### [Assignment]
The required result is a copy of each line below in which "selection" appears.

### [Records to use]
[Start of Attachment]

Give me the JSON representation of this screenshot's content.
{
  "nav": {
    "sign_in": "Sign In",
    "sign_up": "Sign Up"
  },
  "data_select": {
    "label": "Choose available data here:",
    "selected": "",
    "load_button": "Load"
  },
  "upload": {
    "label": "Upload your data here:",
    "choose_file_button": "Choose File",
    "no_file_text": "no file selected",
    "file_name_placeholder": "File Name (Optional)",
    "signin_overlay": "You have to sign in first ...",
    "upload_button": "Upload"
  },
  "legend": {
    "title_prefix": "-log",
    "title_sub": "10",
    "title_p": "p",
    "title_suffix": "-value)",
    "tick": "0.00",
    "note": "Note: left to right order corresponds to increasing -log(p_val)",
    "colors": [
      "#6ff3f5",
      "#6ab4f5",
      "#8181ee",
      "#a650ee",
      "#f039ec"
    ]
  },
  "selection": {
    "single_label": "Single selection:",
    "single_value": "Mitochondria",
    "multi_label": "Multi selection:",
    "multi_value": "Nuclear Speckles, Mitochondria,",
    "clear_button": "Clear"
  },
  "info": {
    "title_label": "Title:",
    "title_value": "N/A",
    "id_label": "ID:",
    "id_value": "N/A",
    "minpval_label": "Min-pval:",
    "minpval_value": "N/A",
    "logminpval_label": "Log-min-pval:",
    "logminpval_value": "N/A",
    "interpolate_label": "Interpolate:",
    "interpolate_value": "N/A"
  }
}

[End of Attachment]

### [Output of the task]
  "selection": {
    "single_label": "Single selection:",
    "multi_label": "Multi selection:",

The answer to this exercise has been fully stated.